It is not uncommon to encounter the idea that Luther discarded the Ten Commandments. The idea is that he emphasised grace so much against works and gospel so much against law that he downplayed the believer’s use of the Ten Commandments. Alternatively it is suggested that he was worried people would return to works righteousness if they were taught the obligation of holy living by the Ten Commandments.
It is a strange idea because the Ten Commandments were a constant feature of Luther’s experience and preaching. He said that “every morning, and whenever I have time, I read and say, word for word, the Ten Commandments, the Creed, the Lord’s Prayer, the Psalms, etc”. He preached on them from 1516 onwards and published A Brief Explanation of the Ten Commandments in 1518. In the midst of the conflicts raging at this time he says: “each evening I expound to children and ordinary folk the Commandments and the Lord’s Prayer”. He felt that it was necessary to keep these together in order to have a right perspective on the Commandments.

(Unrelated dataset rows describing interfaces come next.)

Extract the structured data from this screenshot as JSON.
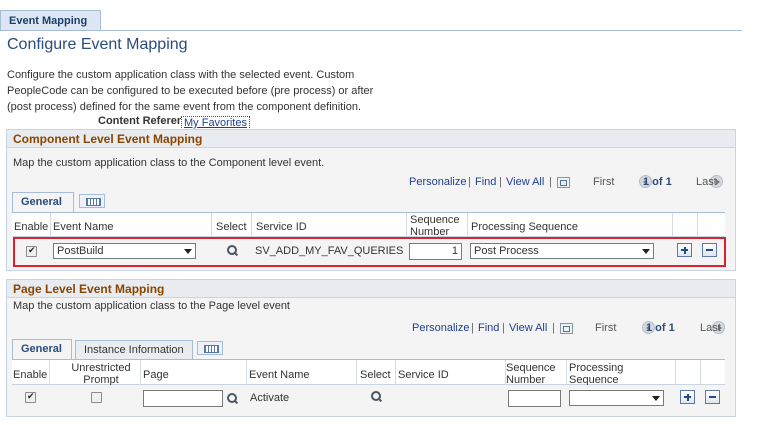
{
  "top_tab": "Event Mapping",
  "page_title": "Configure Event Mapping",
  "description": "Configure the custom application class with the selected event. Custom PeopleCode can be configured to be executed before (pre process) or after (post process) defined for the same event from the component definition.",
  "content_reference": {
    "label": "Content Reference",
    "value": "My Favorites"
  },
  "component_section": {
    "title": "Component Level Event Mapping",
    "description": "Map the custom application class to the Component level event.",
    "toolbar": {
      "personalize": "Personalize",
      "find": "Find",
      "view_all": "View All",
      "first": "First",
      "page_info": "1 of 1",
      "last": "Last"
    },
    "tabs": [
      "General"
    ],
    "columns": {
      "enable": "Enable",
      "event_name": "Event Name",
      "select": "Select",
      "service_id": "Service ID",
      "sequence_number": "Sequence Number",
      "processing_sequence": "Processing Sequence"
    },
    "row": {
      "enabled": true,
      "event_name": "PostBuild",
      "service_id": "SV_ADD_MY_FAV_QUERIES",
      "sequence_number": "1",
      "processing_sequence": "Post Process"
    }
  },
  "page_section": {
    "title": "Page Level Event Mapping",
    "description": "Map the custom application class to the Page level event",
    "toolbar": {
      "personalize": "Personalize",
      "find": "Find",
      "view_all": "View All",
      "first": "First",
      "page_info": "1 of 1",
      "last": "Last"
    },
    "tabs": [
      "General",
      "Instance Information"
    ],
    "columns": {
      "enable": "Enable",
      "unrestricted_prompt": "Unrestricted Prompt",
      "page": "Page",
      "event_name": "Event Name",
      "select": "Select",
      "service_id": "Service ID",
      "sequence_number": "Sequence Number",
      "processing_sequence": "Processing Sequence"
    },
    "row": {
      "enabled": true,
      "unrestricted_prompt": false,
      "page": "",
      "event_name": "Activate",
      "service_id": "",
      "sequence_number": "",
      "processing_sequence": ""
    }
  },
  "colors": {
    "section_title": "#8a4600",
    "link": "#1f3f8f",
    "highlight": "#d9232e"
  }
}
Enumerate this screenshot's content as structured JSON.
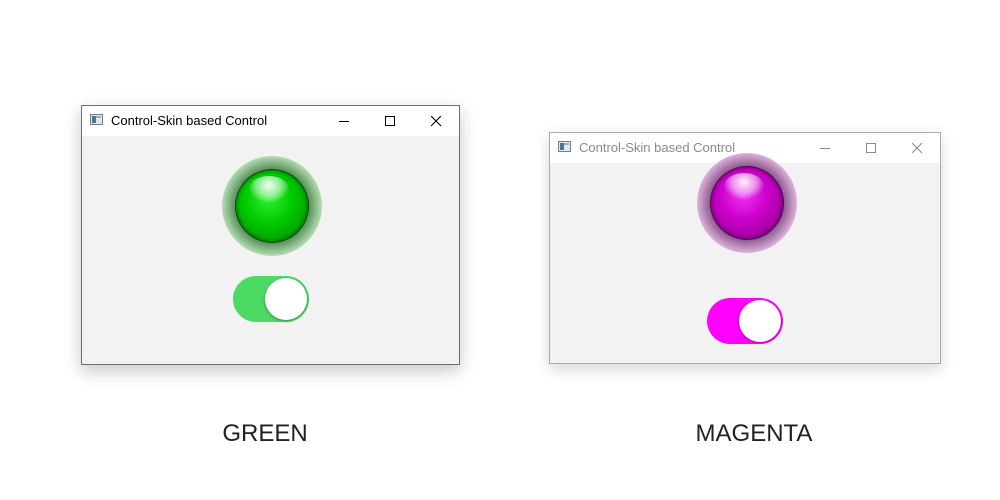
{
  "windows": [
    {
      "title": "Control-Skin based Control",
      "led_color": "green",
      "switch_on": true,
      "switch_color": "#4cd964",
      "state": "active"
    },
    {
      "title": "Control-Skin based Control",
      "led_color": "magenta",
      "switch_on": true,
      "switch_color": "#ff00ff",
      "state": "inactive"
    }
  ],
  "captions": [
    "GREEN",
    "MAGENTA"
  ],
  "icons": {
    "minimize": "minimize-icon",
    "maximize": "maximize-icon",
    "close": "close-icon",
    "app": "app-window-icon"
  }
}
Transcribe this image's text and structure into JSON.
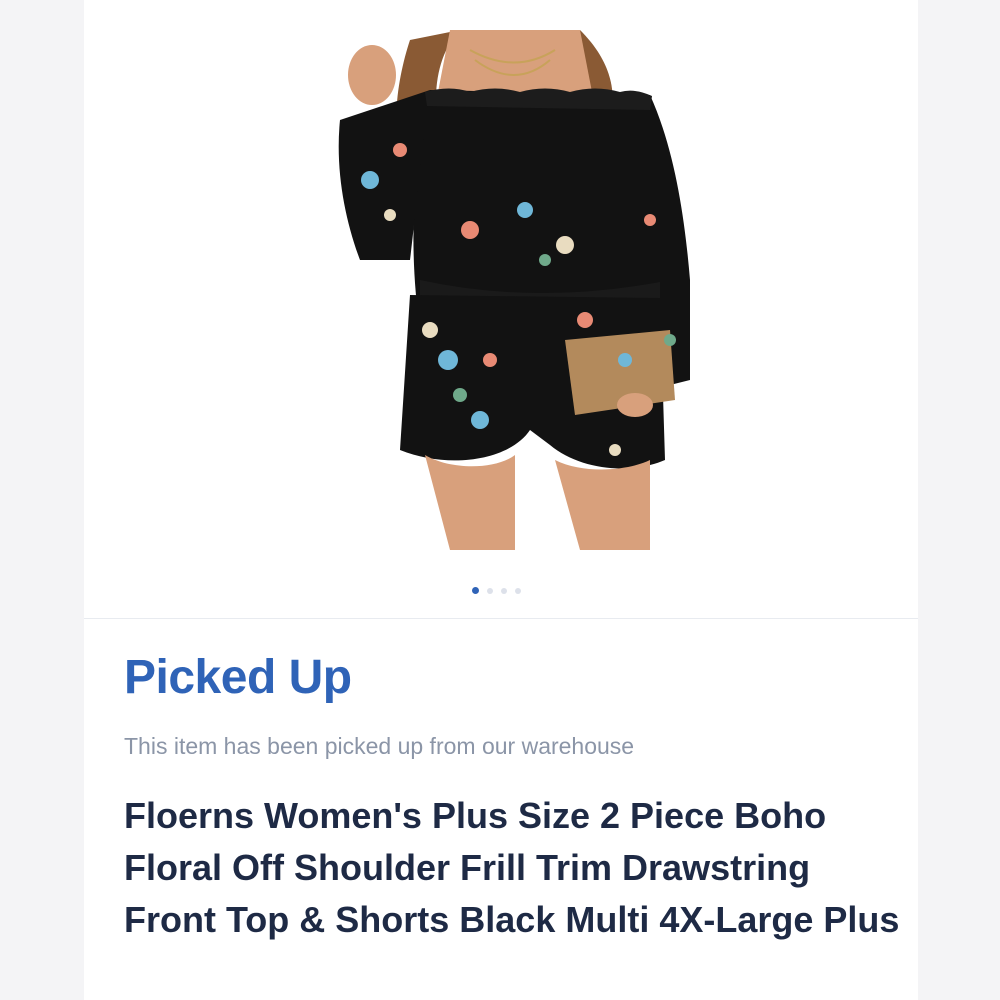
{
  "gallery": {
    "image_alt": "Woman wearing black floral off-shoulder top and shorts set",
    "dots": [
      {
        "active": true
      },
      {
        "active": false
      },
      {
        "active": false
      },
      {
        "active": false
      }
    ]
  },
  "status": {
    "title": "Picked Up",
    "subtitle": "This item has been picked up from our warehouse"
  },
  "product": {
    "title": "Floerns Women's Plus Size 2 Piece Boho Floral Off Shoulder Frill Trim Drawstring Front Top & Shorts Black Multi 4X-Large Plus"
  },
  "colors": {
    "accent": "#2f63b7",
    "title_text": "#1e2a45",
    "muted_text": "#8b95a7"
  }
}
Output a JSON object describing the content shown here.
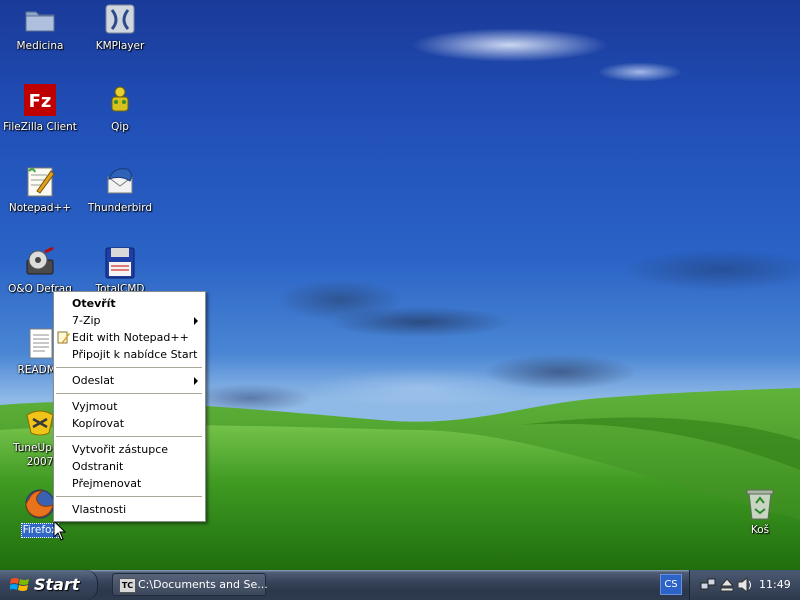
{
  "desktop": {
    "icons": [
      {
        "label": "Medicina",
        "icon": "folder-icon"
      },
      {
        "label": "KMPlayer",
        "icon": "kmplayer-icon"
      },
      {
        "label": "FileZilla Client",
        "icon": "filezilla-icon"
      },
      {
        "label": "Qip",
        "icon": "qip-icon"
      },
      {
        "label": "Notepad++",
        "icon": "notepad-plus-plus-icon"
      },
      {
        "label": "Thunderbird",
        "icon": "thunderbird-icon"
      },
      {
        "label": "O&O Defrag",
        "icon": "defrag-icon"
      },
      {
        "label": "TotalCMD",
        "icon": "floppy-disk-icon"
      },
      {
        "label": "README",
        "icon": "text-document-icon"
      },
      {
        "label": "TuneUp Ut",
        "label2": "2007",
        "icon": "tuneup-icon"
      },
      {
        "label": "Firefox",
        "icon": "firefox-icon"
      },
      {
        "label": "Koš",
        "icon": "recycle-bin-icon"
      }
    ]
  },
  "context_menu": {
    "items": [
      {
        "label": "Otevřít",
        "bold": true
      },
      {
        "label": "7-Zip",
        "submenu": true
      },
      {
        "label": "Edit with Notepad++",
        "icon": "notepad-plus-plus-icon"
      },
      {
        "label": "Připojit k nabídce Start"
      },
      {
        "label": "Odeslat",
        "submenu": true
      },
      {
        "label": "Vyjmout"
      },
      {
        "label": "Kopírovat"
      },
      {
        "label": "Vytvořit zástupce"
      },
      {
        "label": "Odstranit"
      },
      {
        "label": "Přejmenovat"
      },
      {
        "label": "Vlastnosti"
      }
    ]
  },
  "taskbar": {
    "start_label": "Start",
    "tasks": [
      {
        "label": "C:\\Documents and Se...",
        "icon": "total-commander-icon"
      }
    ],
    "language": "CS",
    "clock": "11:49"
  },
  "colors": {
    "selection": "#3167c6",
    "taskbar": "#2b374b",
    "language_badge": "#2c63c8"
  }
}
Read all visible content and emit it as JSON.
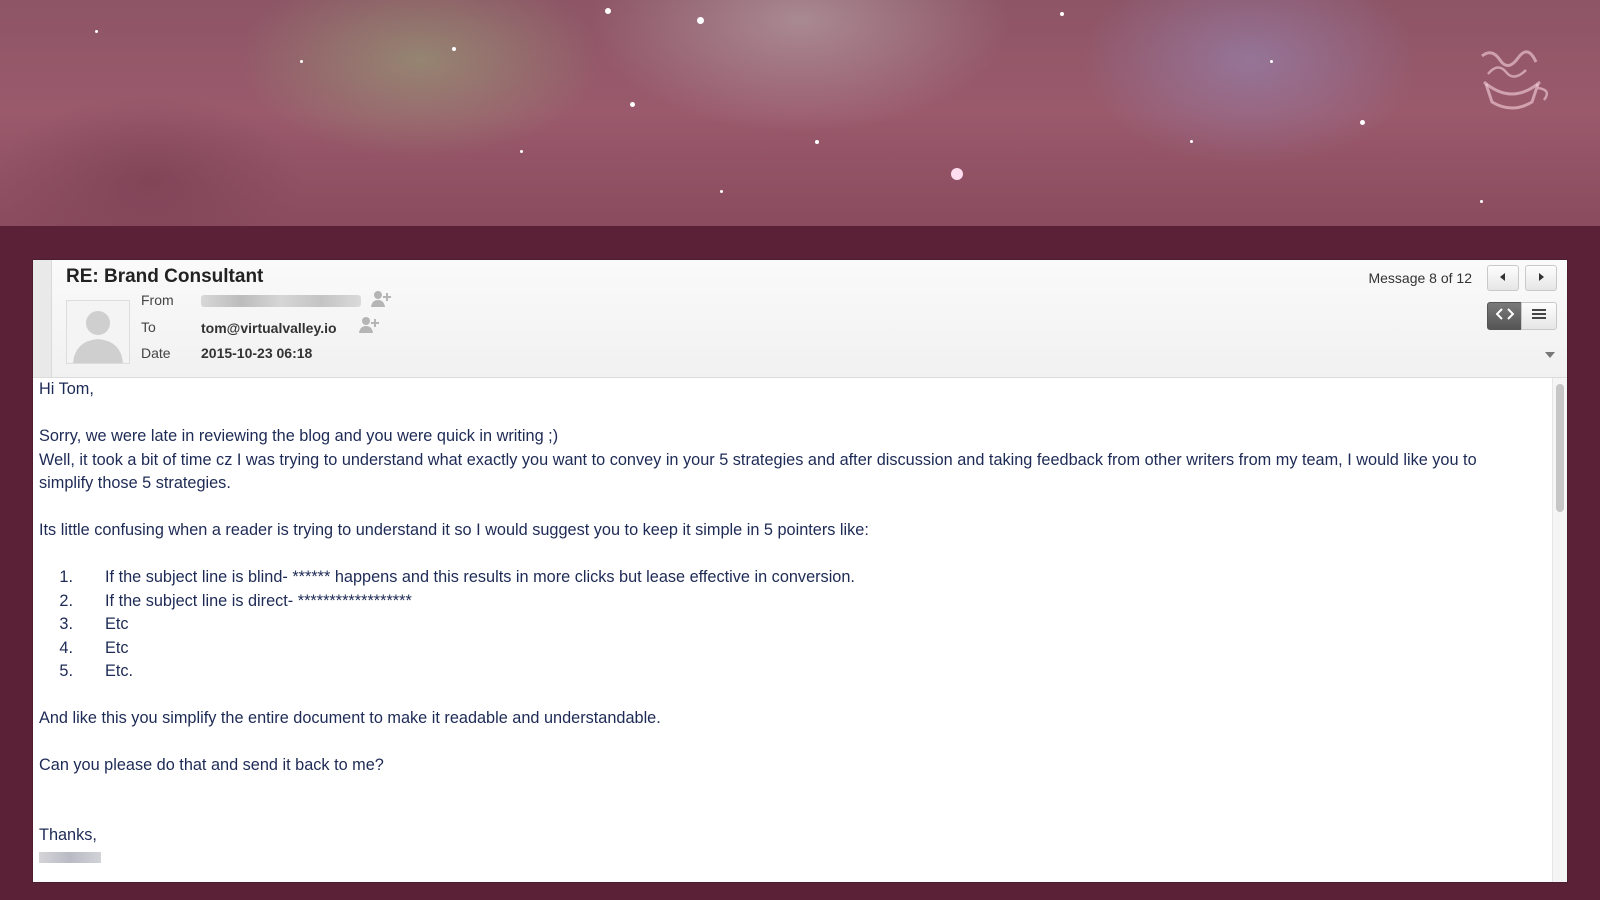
{
  "email": {
    "subject": "RE: Brand Consultant",
    "message_counter": "Message 8 of 12",
    "meta": {
      "from_label": "From",
      "to_label": "To",
      "date_label": "Date",
      "to_value": "tom@virtualvalley.io",
      "date_value": "2015-10-23 06:18"
    },
    "body": {
      "greeting": "Hi Tom,",
      "p1": "Sorry, we were late in reviewing the blog and you were quick in writing ;)",
      "p2": "Well, it took a bit of time cz I was trying to understand what exactly you want to convey in your 5 strategies and after discussion and taking feedback from other writers from my team, I would like you to simplify those 5 strategies.",
      "p3": "Its little confusing when a reader is trying to understand it so I would suggest you to keep it simple in 5 pointers like:",
      "list": [
        {
          "num": "1.",
          "text": "If the subject line is blind- ****** happens and this results in more clicks but lease effective in conversion."
        },
        {
          "num": "2.",
          "text": "If the subject line is direct- ******************"
        },
        {
          "num": "3.",
          "text": "Etc"
        },
        {
          "num": "4.",
          "text": "Etc"
        },
        {
          "num": "5.",
          "text": "Etc."
        }
      ],
      "p4": "And like this you simplify the entire document to make it readable and understandable.",
      "p5": "Can you please do that and send it back to me?",
      "closing": "Thanks,"
    }
  },
  "icons": {
    "prev": "chevron-left-icon",
    "next": "chevron-right-icon",
    "source_view": "code-icon",
    "plain_view": "lines-icon",
    "add_contact": "add-contact-icon",
    "logo": "coffee-cup-logo"
  },
  "colors": {
    "background": "#5b2237",
    "body_text": "#1d2a55"
  }
}
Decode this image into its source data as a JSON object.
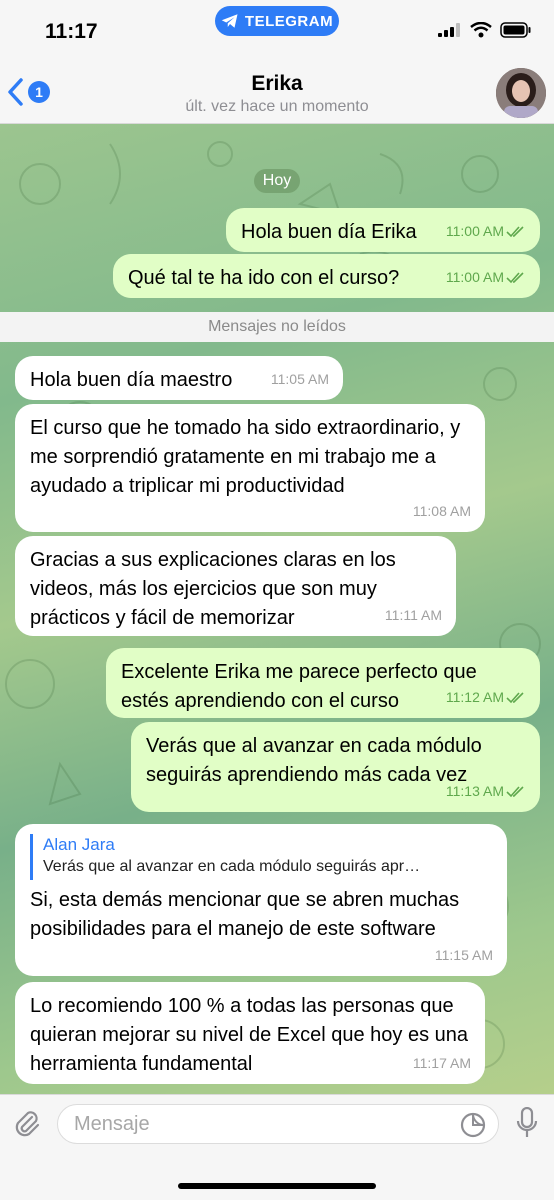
{
  "status_bar": {
    "time": "11:17",
    "app_pill": "TELEGRAM"
  },
  "header": {
    "back_badge": "1",
    "name": "Erika",
    "status": "últ. vez hace un momento"
  },
  "chat": {
    "date_label": "Hoy",
    "unread_label": "Mensajes no leídos",
    "messages": [
      {
        "dir": "out",
        "text": "Hola buen día Erika",
        "time": "11:00 AM"
      },
      {
        "dir": "out",
        "text": "Qué tal te ha ido con el curso?",
        "time": "11:00 AM"
      },
      {
        "dir": "in",
        "text": "Hola buen día maestro",
        "time": "11:05 AM"
      },
      {
        "dir": "in",
        "text": "El curso que he tomado ha sido extraordinario, y me sorprendió gratamente en mi trabajo me a ayudado a triplicar mi productividad",
        "time": "11:08 AM"
      },
      {
        "dir": "in",
        "text": "Gracias a sus explicaciones claras en los videos, más los ejercicios que son muy prácticos y fácil de memorizar",
        "time": "11:11 AM"
      },
      {
        "dir": "out",
        "text": "Excelente Erika me parece perfecto que estés aprendiendo con el curso",
        "time": "11:12 AM"
      },
      {
        "dir": "out",
        "text": "Verás que al avanzar en cada módulo seguirás aprendiendo más cada vez",
        "time": "11:13 AM"
      },
      {
        "dir": "in",
        "reply_name": "Alan Jara",
        "reply_text": "Verás que al avanzar en cada módulo seguirás apr…",
        "text": "Si, esta demás mencionar que se abren muchas posibilidades para el manejo de este software",
        "time": "11:15 AM"
      },
      {
        "dir": "in",
        "text": "Lo recomiendo 100 % a todas las personas que quieran mejorar su nivel de Excel que hoy es una herramienta fundamental",
        "time": "11:17 AM"
      }
    ]
  },
  "input": {
    "placeholder": "Mensaje"
  },
  "colors": {
    "accent": "#2e7cf6",
    "outgoing": "#e1fec6",
    "incoming": "#ffffff",
    "check": "#5fa84d"
  }
}
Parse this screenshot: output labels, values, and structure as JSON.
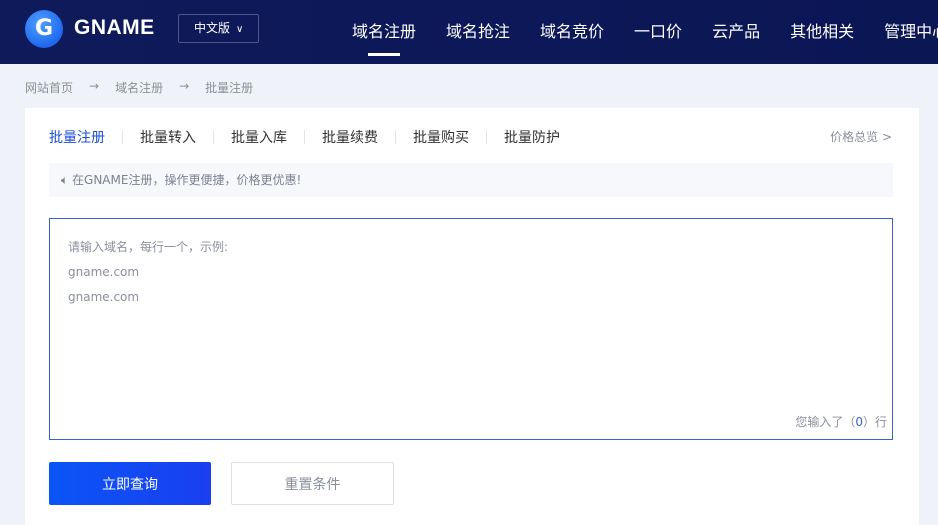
{
  "header": {
    "logo_letter": "G",
    "brand": "GNAME",
    "lang": "中文版",
    "nav": [
      "域名注册",
      "域名抢注",
      "域名竞价",
      "一口价",
      "云产品",
      "其他相关",
      "管理中心"
    ]
  },
  "breadcrumb": [
    "网站首页",
    "域名注册",
    "批量注册"
  ],
  "breadcrumb_sep": "→",
  "tabs": [
    "批量注册",
    "批量转入",
    "批量入库",
    "批量续费",
    "批量购买",
    "批量防护"
  ],
  "price_link": "价格总览",
  "notice": "在GNAME注册，操作更便捷，价格更优惠!",
  "textarea": {
    "placeholder": "请输入域名，每行一个，示例:\ngname.com\ngname.com",
    "count_prefix": "您输入了（",
    "count": "0",
    "count_suffix": "）行"
  },
  "buttons": {
    "query": "立即查询",
    "reset": "重置条件"
  }
}
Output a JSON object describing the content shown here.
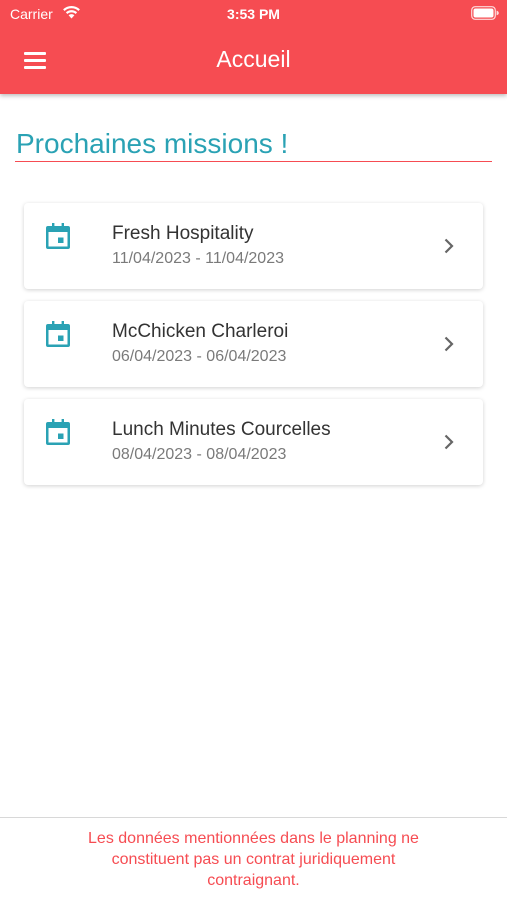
{
  "status_bar": {
    "carrier": "Carrier",
    "time": "3:53 PM",
    "icons": [
      "wifi-icon",
      "battery-icon"
    ]
  },
  "header": {
    "title": "Accueil",
    "menu_icon": "hamburger-menu-icon"
  },
  "section": {
    "title": "Prochaines missions !"
  },
  "missions": [
    {
      "name": "Fresh Hospitality",
      "dates": "11/04/2023 - 11/04/2023",
      "icon": "calendar-icon"
    },
    {
      "name": "McChicken Charleroi",
      "dates": "06/04/2023 - 06/04/2023",
      "icon": "calendar-icon"
    },
    {
      "name": "Lunch Minutes Courcelles",
      "dates": "08/04/2023 - 08/04/2023",
      "icon": "calendar-icon"
    }
  ],
  "footer": {
    "line1": "Les données mentionnées dans le planning ne",
    "line2": "constituent pas un contrat juridiquement",
    "line3": "contraignant."
  },
  "colors": {
    "brand_red": "#f64c52",
    "accent_teal": "#2aa2b4",
    "text_dark": "#333333",
    "text_muted": "#7a7a7a"
  }
}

No man can progress so far in sanctification as to keep even one of the Ten Commandments as it should be kept, but that the Creed and the Lord’s Prayer must come to our assistance, as we shall hear, through which we must continually seek, pray for, and obtain the power and strength to keep the Commandments
Luther had a high esteem for the Ten Commandments. “They are the true fountain from which all good works must flow”. “Only those things are good works which God has commanded, just as only that is a sin which God has forbidden. Therefore, he who wants to know and do good works need only know God’s Commandments… These Commandments of God must teach us how to distinguish among good works”.
Luther also expounded the Ten Commandments in his Large and Small Catechisms as well as composing a song by which they could be learned. Saving faith must evidence its real character in a changed life. “We must prove ourselves before the world. How? By keeping the other commandments as well: ‘You shall honor your father and mother’ ”
The idea that Luther rejected the Ten Commandments is in fact such an old notion that in 1648, Samuel Rutherford went to the extent of translating Luther’s treatise Against the Antinomians from the original German. The following is an updated extract from that book.
Luther’s Use of the Ten Commandments
And truly, I wonder exceedingly how it came to be imputed to me that I should reject the law or Ten Commandments. There are available so many of my own expositions (and those of several sorts) on the Commandments. They are also daily expounded and used in our churches – to say nothing of the Confession and Apology and other books of ours. Add to this the custom we have to sing the Commandments in two different tunes; and also children painting, printing, carving, and rehearsing them both morning, noon, and evening. I know no other way than what we have done except that we do not (alas!) as we ought, really express and delineate them in our lives and conversations. I myself (as old as I am) have it for my custom to recite them daily, as a child, word for word.
If any should have been mistaken about what I had written, he might (seeing how vehemently I urge these catechetical exercises) in reason have been persuaded to call on me and demand these or similar questions. What? Good Doctor Luther, do you press so eagerly the Ten Commandments and yet also teach that they must be rejected? They ought to have dealt thus with me and not secretly undermine me behind my back, and then wait for my death so they might afterwards make of me what they pleased. Well I forgive them, if they leave these courses.